The awe was palpable at the awards evening, held on the 22nd of November at Terra Mare in Paarl. There was a relieved disbelief that Du Toitskloof Wines and Standard Bank, the convener and headline sponsor, had no knowledge of who the entrants were, until that night; that names were only given by the independent auditors PriceWaterhouseCoopers, to the PR agency, for invitational purposes only. Entrants were astounded by the organiser’s lack of inside information.

This is how it should be done. This allows that free thought and independent opinion to be just that, free and independent. The fervor with which PriceWaterhouseCoopers kept any details under lock-and-key rendered undue influence impossible. 

It is also important to note, that the judging panel was academic-heavy. If the judging is seen as being populated by industry insiders, credibility goes a begging. However, when you have the esteemed Dr. Gawie Botma, chair of the Stellenbosch Department of Journalism, convening a panel of academics and writers, like Erns Grundling, Maureen Joubert and Prof. Ian Glen, the quality of interpretation of opinion is cemented. Despite the reported high-quality of each entrant, the judging panel was unanimous in its decision of the 2013 winner, highlighting the exemplary nature of Tim James’ writing.

It came to light that only five entrants were received; albeit a small step forward, a cursory glance around the venue would have you believe that all the top wine writers were present and this was indeed the case. All the biggest names entered. It is acknowledged however, that new blood is necessary, for new blood is to the body as new thought is to critical opinion.

The value of translating scientific jargon into layman’s terms is unquantifiable. The research, effort and subsequent simplification of Climate Change terminology is invaluable, as it is now within easy reach of the industry and those interested in it. The publication possibilities and knowledge gained, by writing about such a critical issue, cannot be underestimated.

It is also hoped, the competition will gain traction and fame as the years go by, transforming the notion that the-other-side-of-the-mountain is ‘that lesser part of the Winelands,’ to being ‘a region synonymous with excellence, global-reach and innovative ideas.’

One cannot expect the wine writing fraternity to fall in love with another competition overnight. Trust and respect is earned. We hope our respectful actions will embolden that trust. It is clear for us and for Standard Bank that 2013 was just the beginning for Wine Writer of the Year. The affections from those who entered gave us a similar indication of long-term commitment. That 2014 will see a greater influx as credibility of the process is made known.

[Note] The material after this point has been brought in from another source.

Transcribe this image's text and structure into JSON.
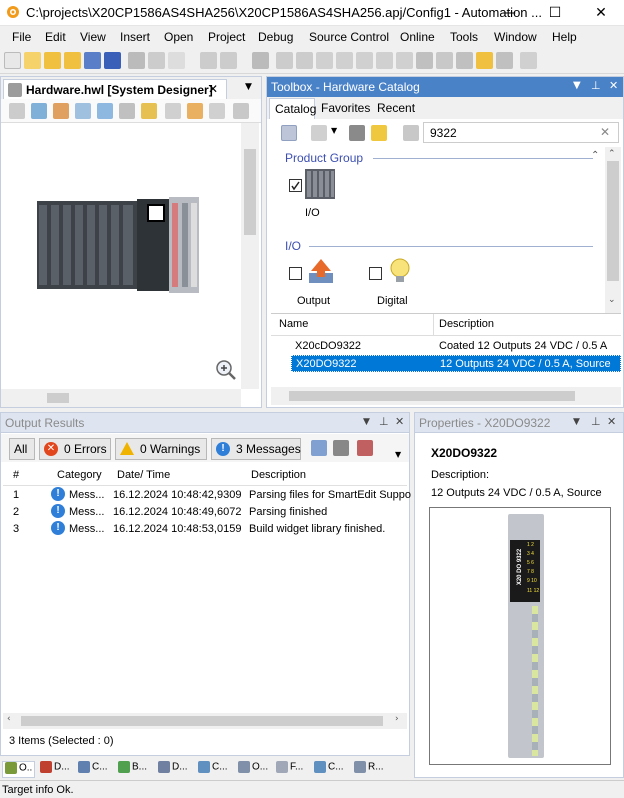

We raise a glass of Brut to the custodians of free thought. We raise this glass to those who had initial confidence in us. We raise the glass to those who will follow suit in 2014. As long as we are the purveyors of value-for-money wines, we will be the purveyors of progress and excellence in a notoriously difficult industry, for without critical self-reflection, we cannot hope to grow and improve. 

By Andres de Wet